I’ve learned so much about the history and culture of my state (NY) and local communities in which I reside (Buffalo NY and Piercefield NY in the Adirondack Mountains) through the traditional music of these places.
Similarly, my interest in local and state history has informed my understanding and appreciation of the music of our forebears. Before mass media came into the home, you got your music as you got your food – from someplace local, mostly. The newspaper, perhaps. Travelling shows, yes. But also from people in your community. Family members, neighbors, coworkers. What did they sing about? And what can those long-forgotten songs tell us about a community?
The passing earlier this week of my treasured friend and mentor Ermina Craig Pincombe (1930-2014) of Benson, NY in the southern Adirondacks has given me the opportunity to reflect on the intersections of local history and music, and on how much I’ve learned as I’ve researched the music of our local communities in New York State.
You might get a bit of a sense of this woman in this little remembrance that recently aired on North Country Public Radio.
In this short feature, you’ll hear her singing parts of a song called “The Woodsman’s Alphabet” (always referred to in her family as “The Lumberjack’s Alphabet”). It’s a song she learned from her grandmother Grace Craig in the 1930’s; Grace Craig in turn had learned it from others in her Adirondack woods community.
The song describes life in a typical northwoods lumbercamp, with a different logging term for each letter of the alphabet. Many Adirondack kids report learning their A-B-Cs to this song, not because it was a children’s song but because it was what was being sung in their homes and communities.
I spent a good deal of time visiting with Ermina over the past seven years, asking her lots of questions, hearing family stories and playing music together, and I treasure each of those sessions. Back in 2009 I culled hours of recorded interviews with her into an eight-page essay on her life and music which I’m happy to send to anybody who is interested. Just say the word.

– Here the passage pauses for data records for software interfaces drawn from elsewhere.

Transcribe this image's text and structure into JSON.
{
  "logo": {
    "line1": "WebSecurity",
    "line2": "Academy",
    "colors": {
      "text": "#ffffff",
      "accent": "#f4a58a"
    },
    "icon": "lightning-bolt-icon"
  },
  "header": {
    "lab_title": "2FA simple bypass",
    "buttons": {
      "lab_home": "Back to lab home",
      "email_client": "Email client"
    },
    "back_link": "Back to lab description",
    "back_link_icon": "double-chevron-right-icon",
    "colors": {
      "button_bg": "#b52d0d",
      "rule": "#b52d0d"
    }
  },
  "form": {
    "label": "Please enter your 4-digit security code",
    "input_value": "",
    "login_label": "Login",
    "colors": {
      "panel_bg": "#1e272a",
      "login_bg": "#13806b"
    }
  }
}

Photo of Ermina Pincombe by Martha Cooper, courtesy of the Traditional Arts in Upstate New York archives.